Berwanger’s songwriting ability was never in doubt, and his new material continues to expand his songwriting reach. Watching a Garden Die, while not a frantic effort, is quiet composure.
Fences – Failure Sculptures
Failure Sculptures is a steady outing
Christopher Mansfield, under his alter-ego, Fences, has made himself well known through the collaborations with Macklemore and Tegan & Sara. It’s set him up with well-deserved excitement for his new album Failure Sculptures. The genre of pop scores a good reputation with artists like Fences. I wouldn’t necessarily categorize this album as pop, but Failure Sculptures has catchy songs that will appeal to a large scale, however it keeps the integrity of accomplished music. Each song provides a story that allows you to drift into your own thoughts. He also uses idioms like there is no tomorrow.
“A Mission” is a lower-toned song that launches the album with an echoing sound of voice and guitar, and it sets an example of the whimsical type of music that is shown throughout the album. Mansfield has a way with words and was definitely listening in English class. A+ for storytelling. OK, you twisted my arm, I’ll point out some idioms: “body sways like trees in a storm” sung in “Paper Route” and “lately I just pass by like a cloud” heard in “Brass Band”. It’s a great way to paint a picture in your listeners head.
“Same Blues” exposes a folk side to Fences. It has a lovely addition of cello in the background. It is enchanting and flows so well, which makes a terrific inclusion to the album. The plucking and acoustic sound of “Wooden Dove” has a powerful effect, and suits the song well. It follows the theme of echoes and storytelling. Although “War Kid” is a song about divorce, it is a pleasant way to end the album, and it features more idioms; “tears falling like bombs“.

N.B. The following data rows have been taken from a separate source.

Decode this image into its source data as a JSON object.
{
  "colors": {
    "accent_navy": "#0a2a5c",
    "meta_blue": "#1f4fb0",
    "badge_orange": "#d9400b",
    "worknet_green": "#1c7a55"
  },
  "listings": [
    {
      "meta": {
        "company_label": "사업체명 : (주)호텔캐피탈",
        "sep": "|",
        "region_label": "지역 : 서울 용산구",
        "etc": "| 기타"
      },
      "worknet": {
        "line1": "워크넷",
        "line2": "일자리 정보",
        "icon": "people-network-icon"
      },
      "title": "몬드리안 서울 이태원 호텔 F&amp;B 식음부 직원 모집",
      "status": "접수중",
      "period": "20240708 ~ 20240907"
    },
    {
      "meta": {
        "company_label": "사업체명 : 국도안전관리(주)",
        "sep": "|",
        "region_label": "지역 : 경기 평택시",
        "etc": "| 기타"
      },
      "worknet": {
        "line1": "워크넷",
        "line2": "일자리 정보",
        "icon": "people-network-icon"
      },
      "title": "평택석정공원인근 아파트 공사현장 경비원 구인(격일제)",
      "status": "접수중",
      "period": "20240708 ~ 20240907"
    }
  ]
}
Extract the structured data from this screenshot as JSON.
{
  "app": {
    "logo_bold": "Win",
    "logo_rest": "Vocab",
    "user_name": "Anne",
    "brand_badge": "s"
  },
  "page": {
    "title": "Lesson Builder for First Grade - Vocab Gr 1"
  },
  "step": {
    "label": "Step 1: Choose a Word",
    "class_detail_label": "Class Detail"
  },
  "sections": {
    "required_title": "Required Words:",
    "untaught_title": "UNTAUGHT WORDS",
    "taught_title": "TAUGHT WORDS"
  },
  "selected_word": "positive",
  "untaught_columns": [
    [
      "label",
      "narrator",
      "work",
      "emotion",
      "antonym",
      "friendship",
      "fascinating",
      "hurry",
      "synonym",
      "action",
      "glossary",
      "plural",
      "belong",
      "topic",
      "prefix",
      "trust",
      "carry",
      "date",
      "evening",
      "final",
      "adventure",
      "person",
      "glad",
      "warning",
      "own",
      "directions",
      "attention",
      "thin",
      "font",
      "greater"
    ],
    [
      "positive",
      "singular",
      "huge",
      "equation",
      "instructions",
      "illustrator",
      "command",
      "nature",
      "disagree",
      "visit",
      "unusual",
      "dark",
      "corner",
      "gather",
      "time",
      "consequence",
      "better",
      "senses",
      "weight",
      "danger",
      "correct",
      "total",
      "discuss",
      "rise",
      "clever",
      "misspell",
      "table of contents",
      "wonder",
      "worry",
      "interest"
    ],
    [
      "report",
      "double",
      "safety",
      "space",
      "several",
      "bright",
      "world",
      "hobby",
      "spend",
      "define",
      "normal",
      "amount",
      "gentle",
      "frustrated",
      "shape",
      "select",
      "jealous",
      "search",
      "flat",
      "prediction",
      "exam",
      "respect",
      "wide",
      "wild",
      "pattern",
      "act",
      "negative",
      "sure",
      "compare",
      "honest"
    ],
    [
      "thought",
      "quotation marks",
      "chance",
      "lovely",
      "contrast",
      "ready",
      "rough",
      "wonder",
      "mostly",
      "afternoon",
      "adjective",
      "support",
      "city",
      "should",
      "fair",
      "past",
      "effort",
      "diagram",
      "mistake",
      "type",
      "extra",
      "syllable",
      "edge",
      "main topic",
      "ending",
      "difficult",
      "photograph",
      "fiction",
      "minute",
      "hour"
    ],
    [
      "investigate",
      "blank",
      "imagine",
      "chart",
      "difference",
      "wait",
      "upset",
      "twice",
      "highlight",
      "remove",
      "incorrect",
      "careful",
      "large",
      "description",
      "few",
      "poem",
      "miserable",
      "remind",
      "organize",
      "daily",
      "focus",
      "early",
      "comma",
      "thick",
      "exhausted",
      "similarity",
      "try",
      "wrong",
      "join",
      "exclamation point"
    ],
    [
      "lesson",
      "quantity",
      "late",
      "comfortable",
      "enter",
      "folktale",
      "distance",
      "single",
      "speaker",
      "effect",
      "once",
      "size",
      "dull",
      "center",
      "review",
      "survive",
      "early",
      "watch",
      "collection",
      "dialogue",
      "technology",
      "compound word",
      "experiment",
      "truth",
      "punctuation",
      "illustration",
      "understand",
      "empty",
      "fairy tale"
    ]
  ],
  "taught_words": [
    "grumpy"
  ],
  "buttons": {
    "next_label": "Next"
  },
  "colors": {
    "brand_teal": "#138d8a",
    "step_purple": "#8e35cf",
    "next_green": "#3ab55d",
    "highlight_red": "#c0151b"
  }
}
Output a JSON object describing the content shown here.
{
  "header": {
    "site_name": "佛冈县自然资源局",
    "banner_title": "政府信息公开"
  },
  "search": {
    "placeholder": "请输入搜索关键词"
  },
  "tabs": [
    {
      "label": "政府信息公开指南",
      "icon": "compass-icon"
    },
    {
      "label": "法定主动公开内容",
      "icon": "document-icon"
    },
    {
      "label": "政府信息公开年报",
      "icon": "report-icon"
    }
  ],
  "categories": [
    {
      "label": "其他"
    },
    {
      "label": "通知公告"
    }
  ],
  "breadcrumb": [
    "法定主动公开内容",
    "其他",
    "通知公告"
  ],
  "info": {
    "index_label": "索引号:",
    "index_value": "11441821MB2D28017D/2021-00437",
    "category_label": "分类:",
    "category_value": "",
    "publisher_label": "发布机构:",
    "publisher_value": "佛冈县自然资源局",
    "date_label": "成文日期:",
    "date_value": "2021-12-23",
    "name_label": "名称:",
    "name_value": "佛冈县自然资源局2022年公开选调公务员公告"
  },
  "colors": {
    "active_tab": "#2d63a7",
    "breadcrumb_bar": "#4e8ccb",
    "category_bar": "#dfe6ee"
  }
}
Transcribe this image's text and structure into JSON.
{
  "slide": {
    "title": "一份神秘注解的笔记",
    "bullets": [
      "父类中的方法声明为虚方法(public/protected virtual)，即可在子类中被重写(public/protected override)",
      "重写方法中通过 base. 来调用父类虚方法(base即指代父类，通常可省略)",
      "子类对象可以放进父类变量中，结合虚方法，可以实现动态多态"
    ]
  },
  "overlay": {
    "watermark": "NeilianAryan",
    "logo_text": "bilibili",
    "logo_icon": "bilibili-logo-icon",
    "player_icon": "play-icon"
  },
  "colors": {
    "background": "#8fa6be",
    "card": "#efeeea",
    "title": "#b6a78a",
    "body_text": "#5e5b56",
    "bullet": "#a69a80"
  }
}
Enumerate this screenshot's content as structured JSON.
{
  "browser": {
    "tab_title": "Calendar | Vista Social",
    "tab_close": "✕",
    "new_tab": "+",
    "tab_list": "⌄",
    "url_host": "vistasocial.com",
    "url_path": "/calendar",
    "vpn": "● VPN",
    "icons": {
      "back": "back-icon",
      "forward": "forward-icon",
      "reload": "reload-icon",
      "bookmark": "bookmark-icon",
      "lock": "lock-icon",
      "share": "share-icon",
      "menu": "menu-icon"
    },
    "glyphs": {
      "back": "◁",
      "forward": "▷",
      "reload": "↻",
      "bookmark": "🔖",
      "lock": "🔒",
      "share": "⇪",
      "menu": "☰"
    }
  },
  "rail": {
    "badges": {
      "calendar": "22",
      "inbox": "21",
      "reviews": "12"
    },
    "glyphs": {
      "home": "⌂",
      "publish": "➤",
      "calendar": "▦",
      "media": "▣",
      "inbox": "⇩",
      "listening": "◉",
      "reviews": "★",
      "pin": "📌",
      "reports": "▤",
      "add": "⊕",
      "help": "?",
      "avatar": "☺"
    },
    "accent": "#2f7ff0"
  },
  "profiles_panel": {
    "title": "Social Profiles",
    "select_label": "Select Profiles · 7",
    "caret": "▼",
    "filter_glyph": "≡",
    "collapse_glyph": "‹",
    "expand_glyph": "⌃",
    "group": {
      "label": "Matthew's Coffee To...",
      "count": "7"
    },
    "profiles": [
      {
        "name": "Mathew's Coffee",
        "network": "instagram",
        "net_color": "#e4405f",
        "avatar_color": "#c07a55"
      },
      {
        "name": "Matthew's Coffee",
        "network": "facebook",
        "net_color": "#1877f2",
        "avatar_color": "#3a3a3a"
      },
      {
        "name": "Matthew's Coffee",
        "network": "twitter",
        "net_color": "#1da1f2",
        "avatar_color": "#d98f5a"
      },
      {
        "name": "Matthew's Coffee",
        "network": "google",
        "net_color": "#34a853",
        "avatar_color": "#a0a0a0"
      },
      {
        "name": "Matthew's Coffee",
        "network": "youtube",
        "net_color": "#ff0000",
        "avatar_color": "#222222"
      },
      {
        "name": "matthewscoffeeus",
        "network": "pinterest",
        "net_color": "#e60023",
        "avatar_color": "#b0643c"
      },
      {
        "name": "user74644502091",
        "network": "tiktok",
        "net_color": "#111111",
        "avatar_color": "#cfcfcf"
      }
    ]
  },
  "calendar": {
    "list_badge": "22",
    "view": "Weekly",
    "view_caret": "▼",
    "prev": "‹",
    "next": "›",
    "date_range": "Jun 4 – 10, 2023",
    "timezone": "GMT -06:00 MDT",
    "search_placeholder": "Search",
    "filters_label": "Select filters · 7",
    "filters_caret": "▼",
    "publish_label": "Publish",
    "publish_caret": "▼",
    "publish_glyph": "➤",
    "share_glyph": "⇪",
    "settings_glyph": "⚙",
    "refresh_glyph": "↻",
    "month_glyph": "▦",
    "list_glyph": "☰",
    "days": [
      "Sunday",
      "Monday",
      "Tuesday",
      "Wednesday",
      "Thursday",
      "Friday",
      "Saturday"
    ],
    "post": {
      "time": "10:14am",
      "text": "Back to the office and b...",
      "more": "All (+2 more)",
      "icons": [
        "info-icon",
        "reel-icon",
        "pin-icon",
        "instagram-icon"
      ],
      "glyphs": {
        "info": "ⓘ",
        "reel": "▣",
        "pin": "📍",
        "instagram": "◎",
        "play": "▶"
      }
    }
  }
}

This type of music allows you to drift and flow in and out of your own thoughts. It’s a friendly haunting and emotionally driven set of songs (and don’t forget about the idioms), and while it is quite predictable in a pleasant way, Failure Sculptures is a steady outing.